# GOAL OF THE EXERCISE:
Each record is to be given again without alteration.

# DATA SUPPLIED:
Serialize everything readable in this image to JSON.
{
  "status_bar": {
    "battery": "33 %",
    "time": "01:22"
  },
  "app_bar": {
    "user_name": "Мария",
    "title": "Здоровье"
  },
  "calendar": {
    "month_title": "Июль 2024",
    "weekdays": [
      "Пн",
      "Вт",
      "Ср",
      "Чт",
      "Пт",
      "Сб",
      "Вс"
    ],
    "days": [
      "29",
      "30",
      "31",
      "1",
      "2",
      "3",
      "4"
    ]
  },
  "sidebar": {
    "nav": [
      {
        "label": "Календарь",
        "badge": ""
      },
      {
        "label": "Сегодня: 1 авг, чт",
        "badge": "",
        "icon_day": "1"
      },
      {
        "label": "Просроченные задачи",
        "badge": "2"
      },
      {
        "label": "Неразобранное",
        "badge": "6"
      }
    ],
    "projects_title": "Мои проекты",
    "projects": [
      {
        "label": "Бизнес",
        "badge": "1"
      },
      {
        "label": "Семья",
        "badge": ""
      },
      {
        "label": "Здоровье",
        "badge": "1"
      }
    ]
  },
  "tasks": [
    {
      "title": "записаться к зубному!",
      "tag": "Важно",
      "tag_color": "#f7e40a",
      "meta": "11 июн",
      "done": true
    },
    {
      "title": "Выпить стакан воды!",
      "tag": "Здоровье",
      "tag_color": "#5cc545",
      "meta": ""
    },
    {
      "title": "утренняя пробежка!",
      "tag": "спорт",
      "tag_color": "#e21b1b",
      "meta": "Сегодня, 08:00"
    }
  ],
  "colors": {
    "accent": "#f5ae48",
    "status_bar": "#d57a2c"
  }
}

# TASK RESPONSE:
Serialize everything readable in this image to JSON.
{
  "status_bar": {
    "battery": "33 %",
    "time": "01:22"
  },
  "app_bar": {
    "user_name": "Мария",
    "title": "Здоровье"
  },
  "calendar": {
    "month_title": "Июль 2024",
    "weekdays": [
      "Пн",
      "Вт",
      "Ср",
      "Чт",
      "Пт",
      "Сб",
      "Вс"
    ],
    "days": [
      "29",
      "30",
      "31",
      "1",
      "2",
      "3",
      "4"
    ]
  },
  "sidebar": {
    "nav": [
      {
        "label": "Календарь",
        "badge": ""
      },
      {
        "label": "Сегодня: 1 авг, чт",
        "badge": "",
        "icon_day": "1"
      },
      {
        "label": "Просроченные задачи",
        "badge": "2"
      },
      {
        "label": "Неразобранное",
        "badge": "6"
      }
    ],
    "projects_title": "Мои проекты",
    "projects": [
      {
        "label": "Бизнес",
        "badge": "1"
      },
      {
        "label": "Семья",
        "badge": ""
      },
      {
        "label": "Здоровье",
        "badge": "1"
      }
    ]
  },
  "tasks": [
    {
      "title": "записаться к зубному!",
      "tag": "Важно",
      "tag_color": "#f7e40a",
      "meta": "11 июн",
      "done": true
    },
    {
      "title": "Выпить стакан воды!",
      "tag": "Здоровье",
      "tag_color": "#5cc545",
      "meta": ""
    },
    {
      "title": "утренняя пробежка!",
      "tag": "спорт",
      "tag_color": "#e21b1b",
      "meta": "Сегодня, 08:00"
    }
  ],
  "colors": {
    "accent": "#f5ae48",
    "status_bar": "#d57a2c"
  }
}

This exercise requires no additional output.